The Parliament Secretariat has changed its statement on Speaker Shirin Sharmin Chaudhury’s speech at a symposium organised by the International Criminal Court in the Netherlands.
In the first statement citing Chaudhury’s speech, the secretariat said Bangladesh expects the ICC to issue a ruling against Myanmar on the forceful deportation of the Rohingyas.
The secretariat later dropped the quote in the amended statement.
The ICC organised the symposium in The Hague on Wednesday to mark the 20th anniversary of the Rome Statute.
Chaudhury, in her speech at the symposium, said, “The world has recently witnessed the heartbreaking devastation of a rich and rooted culture by Myanmar.”
The UN and its human rights agency have pledged to stand by Bangladesh, identifying the atrocities against Rohingyas as ethnic cleansing and genocide, the speaker noted.

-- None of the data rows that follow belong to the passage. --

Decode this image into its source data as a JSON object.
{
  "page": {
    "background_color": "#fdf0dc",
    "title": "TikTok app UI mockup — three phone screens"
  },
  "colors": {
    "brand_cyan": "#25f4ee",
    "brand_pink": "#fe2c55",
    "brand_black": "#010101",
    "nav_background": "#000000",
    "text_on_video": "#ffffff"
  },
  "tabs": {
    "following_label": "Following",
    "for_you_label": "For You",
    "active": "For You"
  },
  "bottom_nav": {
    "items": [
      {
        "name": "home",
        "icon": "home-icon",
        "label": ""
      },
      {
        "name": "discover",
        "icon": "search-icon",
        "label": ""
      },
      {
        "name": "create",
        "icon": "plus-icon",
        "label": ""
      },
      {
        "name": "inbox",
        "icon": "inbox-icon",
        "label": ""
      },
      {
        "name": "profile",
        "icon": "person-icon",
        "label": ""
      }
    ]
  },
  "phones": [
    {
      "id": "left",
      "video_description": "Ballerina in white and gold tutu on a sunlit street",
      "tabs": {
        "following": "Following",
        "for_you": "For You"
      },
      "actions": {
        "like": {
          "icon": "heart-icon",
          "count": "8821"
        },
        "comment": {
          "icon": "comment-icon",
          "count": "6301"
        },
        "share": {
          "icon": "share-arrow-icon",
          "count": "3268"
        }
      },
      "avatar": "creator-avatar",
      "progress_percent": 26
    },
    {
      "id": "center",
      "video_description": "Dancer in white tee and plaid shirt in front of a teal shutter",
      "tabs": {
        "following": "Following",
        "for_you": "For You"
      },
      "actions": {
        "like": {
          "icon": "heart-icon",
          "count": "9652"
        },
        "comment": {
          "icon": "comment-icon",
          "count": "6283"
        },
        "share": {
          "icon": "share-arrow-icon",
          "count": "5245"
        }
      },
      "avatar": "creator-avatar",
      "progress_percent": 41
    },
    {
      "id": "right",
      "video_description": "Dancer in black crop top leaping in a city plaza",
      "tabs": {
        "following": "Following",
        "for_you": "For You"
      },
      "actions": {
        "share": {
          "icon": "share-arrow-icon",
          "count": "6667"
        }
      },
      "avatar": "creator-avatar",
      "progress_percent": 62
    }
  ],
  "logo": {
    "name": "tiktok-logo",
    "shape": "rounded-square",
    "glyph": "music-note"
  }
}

“Now the international community’s continuous and effective role is needed for safe and permanent repatriation of the displaced Rohingyas,” she said.
Around 700,000 Rohingyas have fled the Rakhine State into Bangladesh since the Myanmar army launched an operation against insurgents on Aug 25 last year.Before the latest exodus started, Bangladesh was already shelter to around 400,000 refugees who fled decades of persecution in Myanmar.
The recently displaced Myanmar nationals recounted horrific details of the operation, including arson attacks, killings and rapes, but the Myanmar authorities have denied the allegations.
Bangladesh responded to the queries of the ICC over its jurisdiction to run a case against Myanmar, tied to the Rohingya issue, State Minister for Foreign Affairs Md Shahriar Alam said in June without giving any details.
The ICC also gave Myanmar a deadline of July 27 to respond to a prosecution request that its judges consider hearing a case on the alleged deportation of Rohingya minorities to Bangladesh.
“Considering that the crime of deportation is alleged to have commenced on the territory of Myanmar, the chamber deems it appropriate to seek observations from the competent authorities of Myanmar on the prosecutor’s request,” the ICC said.
The world’s first permanent war crimes court does not have automatic jurisdiction in Myanmar because it is not a member state.However, the prosecutor asked the court to look into the Rohingya crisis and a possible prosecution through Bangladesh, which is a member.
Prosecutor Fatou Bensouda has argued that, given the cross-border nature of the crime of deportation, a ruling in favour of ICC jurisdiction would be in line with established legal principles.
Though Myanmar is not a member of the ICC, Bangladesh already presented information related to the Rohingya crisis to the ICC’s Pre-Trial Chamber I, Speaker Chaudhury said.
“Bangladesh recognises the importance of the universal Rome Statute and is continuously supporting the court’s efforts to achieve its goals,” she said.
“Bangladesh is determined to build a world free from crime, injustice, and inequality. Bangladesh will travel along the others in the world to bring the criminals to book and ensure their exemplary punishment,” she added.